**Source data:**
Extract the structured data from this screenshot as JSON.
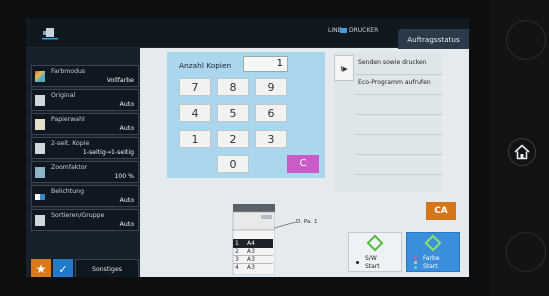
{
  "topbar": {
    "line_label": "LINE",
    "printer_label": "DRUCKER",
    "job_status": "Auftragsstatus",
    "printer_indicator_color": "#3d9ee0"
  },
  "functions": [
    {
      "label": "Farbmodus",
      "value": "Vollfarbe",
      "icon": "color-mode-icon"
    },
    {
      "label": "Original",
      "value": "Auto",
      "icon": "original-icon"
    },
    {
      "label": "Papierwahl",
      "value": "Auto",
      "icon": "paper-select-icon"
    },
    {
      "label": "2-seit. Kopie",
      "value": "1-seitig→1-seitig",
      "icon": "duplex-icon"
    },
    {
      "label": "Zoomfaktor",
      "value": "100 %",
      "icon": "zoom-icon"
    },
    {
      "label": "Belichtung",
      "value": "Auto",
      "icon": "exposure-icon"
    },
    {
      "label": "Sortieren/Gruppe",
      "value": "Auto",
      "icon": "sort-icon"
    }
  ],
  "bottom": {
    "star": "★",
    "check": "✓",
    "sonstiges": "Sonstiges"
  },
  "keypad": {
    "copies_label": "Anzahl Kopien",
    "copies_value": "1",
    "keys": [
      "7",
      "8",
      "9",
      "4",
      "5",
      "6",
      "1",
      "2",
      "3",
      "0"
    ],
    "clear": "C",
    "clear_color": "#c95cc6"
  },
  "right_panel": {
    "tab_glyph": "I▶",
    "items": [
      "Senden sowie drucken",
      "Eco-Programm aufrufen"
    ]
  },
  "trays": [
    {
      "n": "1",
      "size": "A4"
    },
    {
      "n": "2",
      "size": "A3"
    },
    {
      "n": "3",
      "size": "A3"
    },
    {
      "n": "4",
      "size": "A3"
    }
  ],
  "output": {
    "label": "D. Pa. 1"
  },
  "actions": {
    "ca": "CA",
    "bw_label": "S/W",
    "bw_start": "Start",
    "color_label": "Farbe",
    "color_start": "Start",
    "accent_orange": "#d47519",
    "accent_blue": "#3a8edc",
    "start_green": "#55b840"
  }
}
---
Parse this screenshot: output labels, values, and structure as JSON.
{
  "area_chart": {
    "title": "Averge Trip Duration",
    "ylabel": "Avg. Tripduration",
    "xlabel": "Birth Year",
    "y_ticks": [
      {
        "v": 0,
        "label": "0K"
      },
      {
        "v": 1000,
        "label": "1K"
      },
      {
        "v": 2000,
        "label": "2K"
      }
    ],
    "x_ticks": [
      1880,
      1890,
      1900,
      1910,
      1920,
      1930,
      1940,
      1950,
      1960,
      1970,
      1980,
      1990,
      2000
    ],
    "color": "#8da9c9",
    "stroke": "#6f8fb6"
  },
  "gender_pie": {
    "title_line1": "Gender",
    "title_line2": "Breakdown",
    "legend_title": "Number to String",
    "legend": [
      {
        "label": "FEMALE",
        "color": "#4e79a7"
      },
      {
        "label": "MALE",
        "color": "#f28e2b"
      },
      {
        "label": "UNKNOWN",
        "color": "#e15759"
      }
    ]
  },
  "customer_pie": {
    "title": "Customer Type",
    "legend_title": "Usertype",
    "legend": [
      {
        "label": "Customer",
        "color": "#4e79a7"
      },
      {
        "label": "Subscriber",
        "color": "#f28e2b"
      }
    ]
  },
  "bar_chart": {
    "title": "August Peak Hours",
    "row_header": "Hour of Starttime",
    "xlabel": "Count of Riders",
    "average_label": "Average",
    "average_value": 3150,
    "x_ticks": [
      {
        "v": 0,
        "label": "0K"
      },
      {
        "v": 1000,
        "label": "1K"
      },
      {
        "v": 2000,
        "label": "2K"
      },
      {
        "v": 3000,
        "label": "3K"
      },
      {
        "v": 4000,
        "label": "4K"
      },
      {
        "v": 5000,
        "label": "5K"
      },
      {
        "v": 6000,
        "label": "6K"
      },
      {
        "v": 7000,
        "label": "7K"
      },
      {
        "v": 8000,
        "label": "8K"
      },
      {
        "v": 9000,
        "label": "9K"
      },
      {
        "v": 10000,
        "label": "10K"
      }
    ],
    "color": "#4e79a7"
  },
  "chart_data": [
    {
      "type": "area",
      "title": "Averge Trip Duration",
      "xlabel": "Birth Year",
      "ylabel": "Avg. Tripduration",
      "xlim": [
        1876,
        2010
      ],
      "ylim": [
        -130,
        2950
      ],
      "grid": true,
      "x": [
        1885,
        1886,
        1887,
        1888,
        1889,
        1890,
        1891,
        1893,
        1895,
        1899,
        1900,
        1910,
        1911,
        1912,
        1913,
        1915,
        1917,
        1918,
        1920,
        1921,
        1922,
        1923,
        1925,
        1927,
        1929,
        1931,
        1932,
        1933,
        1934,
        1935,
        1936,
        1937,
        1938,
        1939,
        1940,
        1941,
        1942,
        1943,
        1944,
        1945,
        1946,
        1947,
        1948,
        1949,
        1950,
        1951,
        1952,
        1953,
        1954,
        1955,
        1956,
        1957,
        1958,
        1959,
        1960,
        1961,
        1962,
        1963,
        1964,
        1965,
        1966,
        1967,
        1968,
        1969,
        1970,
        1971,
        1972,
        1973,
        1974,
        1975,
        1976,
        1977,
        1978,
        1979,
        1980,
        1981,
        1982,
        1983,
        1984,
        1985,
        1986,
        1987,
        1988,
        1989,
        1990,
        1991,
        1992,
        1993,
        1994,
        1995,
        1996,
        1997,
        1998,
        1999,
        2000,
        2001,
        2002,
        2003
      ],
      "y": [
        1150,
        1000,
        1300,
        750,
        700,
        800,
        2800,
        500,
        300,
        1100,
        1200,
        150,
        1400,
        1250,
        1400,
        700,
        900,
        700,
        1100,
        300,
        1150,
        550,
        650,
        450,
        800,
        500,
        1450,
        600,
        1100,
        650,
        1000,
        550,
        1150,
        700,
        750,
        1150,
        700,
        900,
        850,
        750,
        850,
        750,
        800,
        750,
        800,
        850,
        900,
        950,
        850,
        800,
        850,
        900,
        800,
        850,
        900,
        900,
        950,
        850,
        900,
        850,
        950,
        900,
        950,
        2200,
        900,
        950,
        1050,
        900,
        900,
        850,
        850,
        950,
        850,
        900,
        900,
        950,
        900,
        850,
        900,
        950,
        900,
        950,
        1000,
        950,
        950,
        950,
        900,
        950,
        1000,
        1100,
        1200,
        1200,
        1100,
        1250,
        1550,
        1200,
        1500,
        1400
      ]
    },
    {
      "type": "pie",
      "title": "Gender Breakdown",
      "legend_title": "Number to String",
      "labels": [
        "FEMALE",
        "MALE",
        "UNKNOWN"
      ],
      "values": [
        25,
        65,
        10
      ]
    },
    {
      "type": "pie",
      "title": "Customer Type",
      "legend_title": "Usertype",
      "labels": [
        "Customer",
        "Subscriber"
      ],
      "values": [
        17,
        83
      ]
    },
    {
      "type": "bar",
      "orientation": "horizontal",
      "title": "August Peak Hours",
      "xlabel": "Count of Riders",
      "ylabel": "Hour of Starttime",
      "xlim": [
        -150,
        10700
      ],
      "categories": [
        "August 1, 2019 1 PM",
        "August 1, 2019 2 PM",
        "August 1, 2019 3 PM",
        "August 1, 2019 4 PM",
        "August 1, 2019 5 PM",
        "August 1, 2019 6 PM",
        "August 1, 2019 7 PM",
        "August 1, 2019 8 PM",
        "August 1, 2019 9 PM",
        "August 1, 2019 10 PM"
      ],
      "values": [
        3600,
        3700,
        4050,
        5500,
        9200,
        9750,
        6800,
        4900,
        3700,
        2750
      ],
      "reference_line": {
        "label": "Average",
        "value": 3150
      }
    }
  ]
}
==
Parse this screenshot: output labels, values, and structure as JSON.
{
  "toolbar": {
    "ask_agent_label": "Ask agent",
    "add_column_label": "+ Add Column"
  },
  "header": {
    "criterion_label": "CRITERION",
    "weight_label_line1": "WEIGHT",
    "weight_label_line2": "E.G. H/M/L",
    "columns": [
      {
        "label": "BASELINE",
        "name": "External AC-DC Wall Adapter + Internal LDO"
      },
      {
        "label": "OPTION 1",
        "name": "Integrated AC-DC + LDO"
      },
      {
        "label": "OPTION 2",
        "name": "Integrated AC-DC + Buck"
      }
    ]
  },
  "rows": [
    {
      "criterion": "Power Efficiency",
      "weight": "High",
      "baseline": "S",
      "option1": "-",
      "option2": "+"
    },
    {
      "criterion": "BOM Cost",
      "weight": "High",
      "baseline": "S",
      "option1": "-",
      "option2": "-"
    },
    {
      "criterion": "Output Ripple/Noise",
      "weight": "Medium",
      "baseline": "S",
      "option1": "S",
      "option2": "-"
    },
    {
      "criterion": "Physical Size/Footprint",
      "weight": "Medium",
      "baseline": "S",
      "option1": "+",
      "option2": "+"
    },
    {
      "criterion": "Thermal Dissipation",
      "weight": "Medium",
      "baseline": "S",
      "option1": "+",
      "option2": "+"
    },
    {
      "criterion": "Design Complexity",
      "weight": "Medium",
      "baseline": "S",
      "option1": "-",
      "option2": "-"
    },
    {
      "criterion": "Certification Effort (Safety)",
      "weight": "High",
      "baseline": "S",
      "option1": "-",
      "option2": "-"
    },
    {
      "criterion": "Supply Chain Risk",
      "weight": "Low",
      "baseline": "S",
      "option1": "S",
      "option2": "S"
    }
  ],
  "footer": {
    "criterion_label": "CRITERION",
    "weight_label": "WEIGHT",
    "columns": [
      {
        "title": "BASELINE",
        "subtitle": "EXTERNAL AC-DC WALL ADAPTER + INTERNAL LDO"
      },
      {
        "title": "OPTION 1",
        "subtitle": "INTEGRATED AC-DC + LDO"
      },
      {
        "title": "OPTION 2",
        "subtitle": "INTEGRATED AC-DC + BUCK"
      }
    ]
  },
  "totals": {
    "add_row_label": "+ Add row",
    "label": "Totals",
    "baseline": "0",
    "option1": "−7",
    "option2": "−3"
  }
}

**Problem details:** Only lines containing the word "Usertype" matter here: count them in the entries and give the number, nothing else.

**Result of this exercise:** 2